Thurgood Marshall was the first African American Associate Justice of the United States Supreme Court. Marshall was also famous for his historic victory on the ‘Brown v. Board of Education of Topeka’ Case, which ended the racial segregation of public schools.
Thurgood Marshall, born ‘Thoroughgood Marshall’, was born on July 2, 1908 in Baltimore, Maryland. His grandfather and great-grandfather were both slaves. His father however, was a railroad porter, while his mother was a teacher.
Marshall graduated from Frederick Douglas High School in Baltimore in 1925, after which he was accepted by Lincoln University. Marshall, aside from studying law, was an active member of the Lincoln debating team. Marshall also took part in a debate that centered on the racial integration of the African-American professors of the University, a motion which he opposed. Marshall graduated from Lincoln in 1929 with a Bachelors of Arts in Humanities. He subsequently studied law at the Howard University School of Law, where he graduated at the top of his class in 1933.
After graduation, Marshall joined the National Association for the Advancement of Colored People (NAACP) in 1936; an organization with which he would be affiliated for twenty five years. In 1934, Marshall represented the organization in the law school discrimination suit, ‘Murray v. Pearson’, against the University of Maryland, which Marshall won for Murray. Marshall’s victory was centered on the ‘separate but equal’ doctrine of the Fourteenth Amendment, which Marshall used to his advantage.
In 1940, Marshall won an extremely important United States Supreme Court Case that dealt with the authenticity of a confession under ‘due pressure’. The case, named ‘Florida v. Chambers’ was one of Marshall’s many successful victories before the Supreme Court. Marshall then founded the NAACP Legal Defense and Educational Fund, through which he argued many civil rights cases before the Supreme Court, the majority of which Marshall won. These included many cases which concerned desegregation and the ‘separate but equal’ doctrine of education. Soon, Marshall would argue one of the most historic cases in history before the Supreme Court; a case that would challenge the ‘separate but equal’ doctrine itself. The case, publicly known as ‘Brown v. Board of Education’, argued that public education could be separate but never truly ‘equal’. The case was won by Marshall, who was hailed as a Heroic Civil Rights Activist. All in all, out of the thirty two cases that Marshall argued before the Supreme Court, Marshall had lost only three.

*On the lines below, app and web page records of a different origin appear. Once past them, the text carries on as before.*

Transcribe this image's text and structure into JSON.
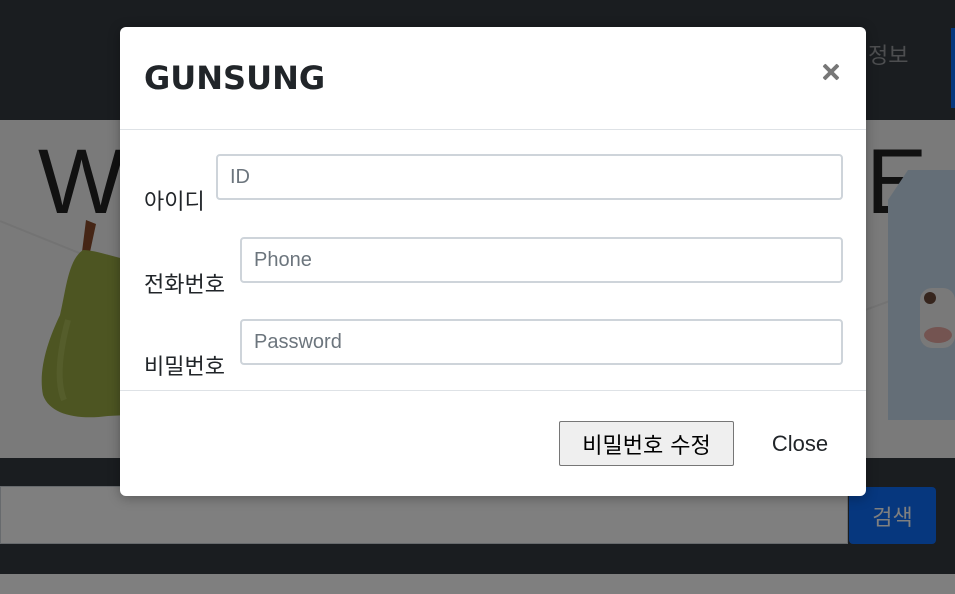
{
  "nav": {
    "info_link": "정보"
  },
  "hero": {
    "title_left": "W",
    "title_right": "E"
  },
  "search": {
    "button_label": "검색"
  },
  "modal": {
    "title": "GUNSUNG",
    "fields": [
      {
        "label": "아이디",
        "placeholder": "ID"
      },
      {
        "label": "전화번호",
        "placeholder": "Phone"
      },
      {
        "label": "비밀번호",
        "placeholder": "Password"
      }
    ],
    "submit_label": "비밀번호 수정",
    "close_label": "Close"
  },
  "colors": {
    "navbar": "#343a40",
    "primary": "#0d6efd",
    "backdrop": "rgba(0,0,0,0.5)"
  }
}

Marshall was promptly appointed to the United States Court of Appeals for the Second Circuit by President John F. Kennedy in 1961, and in 1965, Marshall was appointed as the United States Solicitor General, a post with which he won fourteen out of nineteen cases for the government.
Upon the retirement of Justice Tom C. Clark from the Supreme Court, Thurgood Marshall was confirmed as an Associate Justice of the United States Supreme Court by the United States Senate, following a nomination by President Johnson. Marshall held that position for a period of twenty four years, and he quickly formulated a reputation of strongly supporting the constitutional protection of civil and individual rights.
Marshall retired from the Supreme Court in 1991, two years before his death. Thurgood Marshall died of heart failure on January 24, 1993.